Lower level seating is a lot more open looking towards the pavilion, a 270 degree panorama with the naked eye, which may not be the first thing you think of looking the other way given the height of the top tier. Personal taste obviously, but the pavilion remains the most aesthetically pleasing backdrop to watching at Lord’s, a 19th century structure, something from another world in a ground largely rebuilt since the 1980s .
It is also more open behind at the Nursery End with demolition of an older bar adjacent to the shop; a more expansive feel and a contrast to the tighter spaces behind the pavilion. Prominent, not this day but this summer the Veuve Cliquot kiosk, offering spectators a bubbly Jeroboam (£)370. Quite why the 300cl bottle should be more than twice the price of one with half its contents something of a minor mystery, maybe it’s an in-joke among patrons.
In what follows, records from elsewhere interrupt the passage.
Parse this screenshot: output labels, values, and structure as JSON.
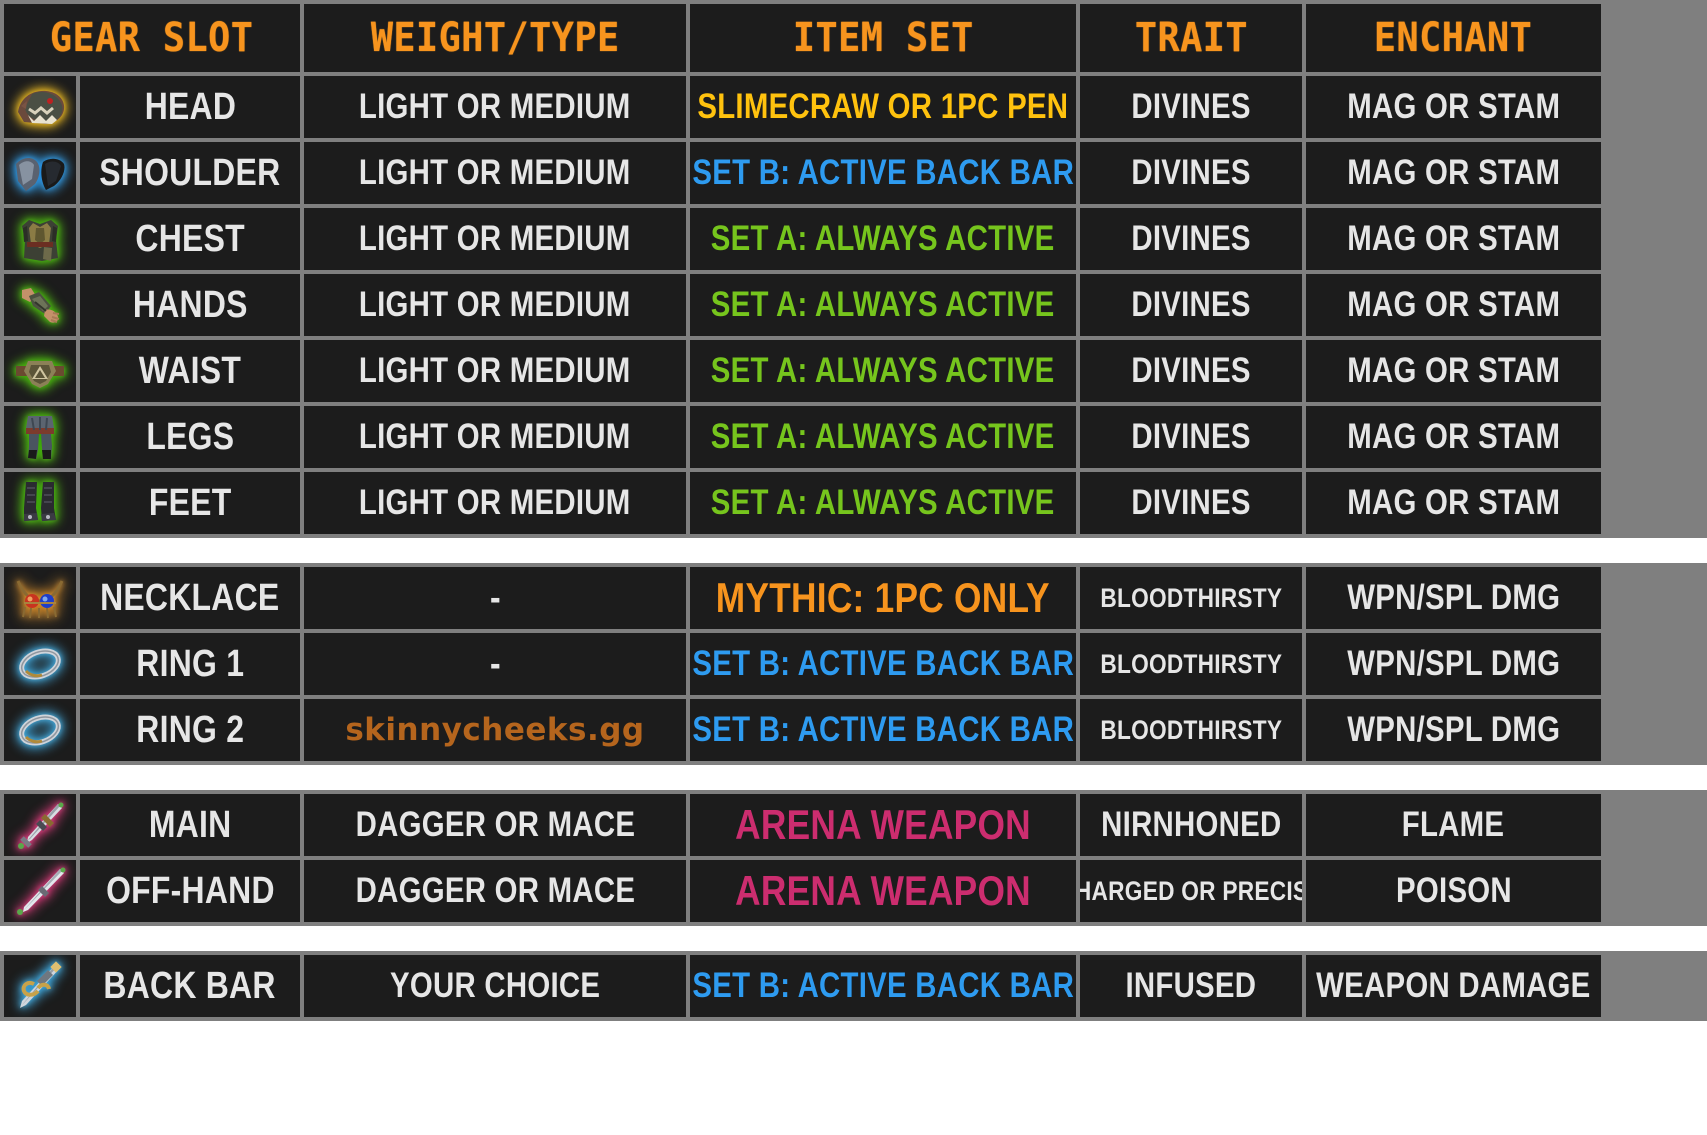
{
  "header": {
    "columns": [
      {
        "label": "GEAR SLOT"
      },
      {
        "label": "WEIGHT/TYPE"
      },
      {
        "label": "ITEM SET"
      },
      {
        "label": "TRAIT"
      },
      {
        "label": "ENCHANT"
      }
    ]
  },
  "colors": {
    "accent_orange": "#f7941e",
    "set_gold": "#ffc20e",
    "set_blue": "#2e9bf0",
    "set_green": "#76c51d",
    "set_pink": "#cc2d6f",
    "text_white": "#e6e6e6",
    "grid_gray": "#7f7f7f",
    "cell_black": "#1c1c1c",
    "watermark_brown": "#b5651d"
  },
  "watermark": "skinnycheeks.gg",
  "sections": [
    {
      "name": "armor",
      "rows": [
        {
          "icon": "monster-helm-icon",
          "glow": "gold",
          "slot": "HEAD",
          "weight": "LIGHT OR MEDIUM",
          "set": "SLIMECRAW OR 1PC PEN",
          "set_color": "col-gold",
          "trait": "DIVINES",
          "enchant": "MAG OR STAM"
        },
        {
          "icon": "shoulder-icon",
          "glow": "blue",
          "slot": "SHOULDER",
          "weight": "LIGHT OR MEDIUM",
          "set": "SET B: ACTIVE BACK BAR",
          "set_color": "col-blue",
          "trait": "DIVINES",
          "enchant": "MAG OR STAM"
        },
        {
          "icon": "chest-icon",
          "glow": "green",
          "slot": "CHEST",
          "weight": "LIGHT OR MEDIUM",
          "set": "SET A: ALWAYS ACTIVE",
          "set_color": "col-green",
          "trait": "DIVINES",
          "enchant": "MAG OR STAM"
        },
        {
          "icon": "gloves-icon",
          "glow": "green",
          "slot": "HANDS",
          "weight": "LIGHT OR MEDIUM",
          "set": "SET A: ALWAYS ACTIVE",
          "set_color": "col-green",
          "trait": "DIVINES",
          "enchant": "MAG OR STAM"
        },
        {
          "icon": "belt-icon",
          "glow": "green",
          "slot": "WAIST",
          "weight": "LIGHT OR MEDIUM",
          "set": "SET A: ALWAYS ACTIVE",
          "set_color": "col-green",
          "trait": "DIVINES",
          "enchant": "MAG OR STAM"
        },
        {
          "icon": "legs-icon",
          "glow": "green",
          "slot": "LEGS",
          "weight": "LIGHT OR MEDIUM",
          "set": "SET A: ALWAYS ACTIVE",
          "set_color": "col-green",
          "trait": "DIVINES",
          "enchant": "MAG OR STAM"
        },
        {
          "icon": "boots-icon",
          "glow": "green",
          "slot": "FEET",
          "weight": "LIGHT OR MEDIUM",
          "set": "SET A: ALWAYS ACTIVE",
          "set_color": "col-green",
          "trait": "DIVINES",
          "enchant": "MAG OR STAM"
        }
      ]
    },
    {
      "name": "jewelry",
      "rows": [
        {
          "icon": "necklace-icon",
          "glow": "orange",
          "slot": "NECKLACE",
          "weight": "-",
          "weight_style": "dash",
          "set": "MYTHIC: 1PC ONLY",
          "set_color": "col-orange",
          "trait": "BLOODTHIRSTY",
          "trait_style": "small",
          "enchant": "WPN/SPL DMG"
        },
        {
          "icon": "ring-icon",
          "glow": "cyan",
          "slot": "RING 1",
          "weight": "-",
          "weight_style": "dash",
          "set": "SET B: ACTIVE BACK BAR",
          "set_color": "col-blue",
          "trait": "BLOODTHIRSTY",
          "trait_style": "small",
          "enchant": "WPN/SPL DMG"
        },
        {
          "icon": "ring-icon",
          "glow": "cyan",
          "slot": "RING 2",
          "weight": "skinnycheeks.gg",
          "weight_style": "watermark",
          "set": "SET B: ACTIVE BACK BAR",
          "set_color": "col-blue",
          "trait": "BLOODTHIRSTY",
          "trait_style": "small",
          "enchant": "WPN/SPL DMG"
        }
      ]
    },
    {
      "name": "weapons-front",
      "rows": [
        {
          "icon": "dagger-icon",
          "glow": "pink",
          "slot": "MAIN",
          "weight": "DAGGER OR MACE",
          "set": "ARENA WEAPON",
          "set_color": "col-pink",
          "trait": "NIRNHONED",
          "enchant": "FLAME"
        },
        {
          "icon": "dagger-alt-icon",
          "glow": "pink",
          "slot": "OFF-HAND",
          "weight": "DAGGER OR MACE",
          "set": "ARENA WEAPON",
          "set_color": "col-pink",
          "trait": "CHARGED OR PRECISE",
          "trait_style": "small",
          "enchant": "POISON"
        }
      ]
    },
    {
      "name": "weapons-back",
      "rows": [
        {
          "icon": "staff-icon",
          "glow": "cyan",
          "slot": "BACK BAR",
          "weight": "YOUR CHOICE",
          "set": "SET B: ACTIVE BACK BAR",
          "set_color": "col-blue",
          "trait": "INFUSED",
          "enchant": "WEAPON DAMAGE"
        }
      ]
    }
  ]
}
But a part of this world whatever the reason for it, and one pointer of course, as to how much cricket’s audience, in London particularly, splits between those for whom a day at the Test, and those who go at other times. In 1980 watching Graham Gooch make his first century for England was within the budget of this then one student, standing in front of the Tavern. In 2022 if not match day staff, cricket for those on a limited budget is largely white ball games, conceivably the Oval Test 5th day, if there is one.
Not great and the direction of travel on this one has, if anything, unfortunately quickened in recent seasons, regular ticket prices for Tests at the Home of Cricket a magnum, up from a bottle in the middle of the last decade. Which for red-ball followers leaves the County Championship, still most of the cricket scheduled at Lord’s, tickets, as elsewhere, not expensive. With streaming and a capacity for good fourth-day finishes it has a better story to tell than some give it credit for.